the most influential bodies of work in mathematics, behind perhaps only
Newton's Principia. I thought it would be neat to do something related to
that, so when I found a great deal of proofs on these five polyhedra in Book 13
(the final book), I had a starting point. 1
These polyhedra are referred to as being "perfect," since these are the only
solids which can be constructed from regular, identical polygonal sides and
having equal vertex angles.
There is another "elemental" connection to these shapes, though. They are also

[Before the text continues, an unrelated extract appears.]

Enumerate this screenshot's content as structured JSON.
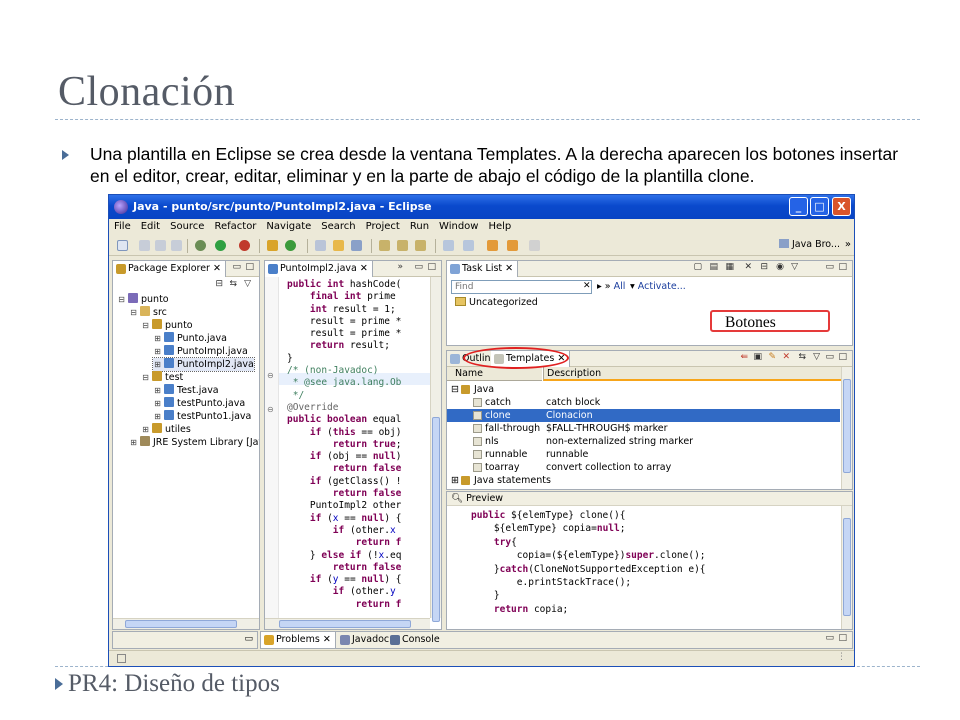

called the "Platonic Solids," as it was Plato who popularised the connection
between the solids and the classical elements of fire, air, earth, water, and
spirit. The correspondence is as follows:
Tetrahedron: Fire
Cube: Earth
Octahedron: Air
Dodecahedron: Water
Icosahedron: Spirit 2
Mathematically these solids can also be seen as elemental, as truncating,
stellating, and otherwise altering these basic shapes gives rise to whole
families of solids of interest.
DESCRIPTION OF HOW THIS IMAGE WAS CREATED:
First I created the solids in Maple V, a popular mathematics program. The
geom3d package was used to define the solids mathematically. Because edges of
a whole solid can be a little difficult to see, especially with large vertex
angles, I used the cutout statement to remove the innermost 7/8 of each face.
The result is a hollow thick-stick model of the polyhedra. Plot structures
were created from the objects, which are then used to create AutoCAD .dxf files
using a small utility I wrote for Maple called plot2dxf. The .dxf files were
then converted to .udo files using 3D Win.
If you are interested in obtaining the plot2dxf utility, if can be found at my
home page as listed in the header of this file. It can be used on a variety of
3D plot structures (everything I've tried it hasn't choked on yet...)
After I had made the polyhedra, it was a simple matter of positioning them above
pedestals (contructed of a large cylinder minus smaller outer cylinders and a
few squashed superellipsoids), laying down a marble floor, and finally adding
an atmosphere and some colored lights inside the polyhedra for an eerie lantern
effect. When I did the first test render I first saw the shadows cast by the
solids on the atmosphere and thought "oops, better go turn shadows off," but
when the image finished it looked pretty darn spiffy, so I left it on.
REFERENCES:
1 http://aleph0.clarku.edu/~djoyce/java/elements/elements.html
2 http://www.smartlink.net/~dem/temenos/theory/polyhedr.txt
COPYRIGHT HOOPLA:
Except as noted in the standard raytracing competition copyright,
the accompanying image is (C)1998 by Christopher Prince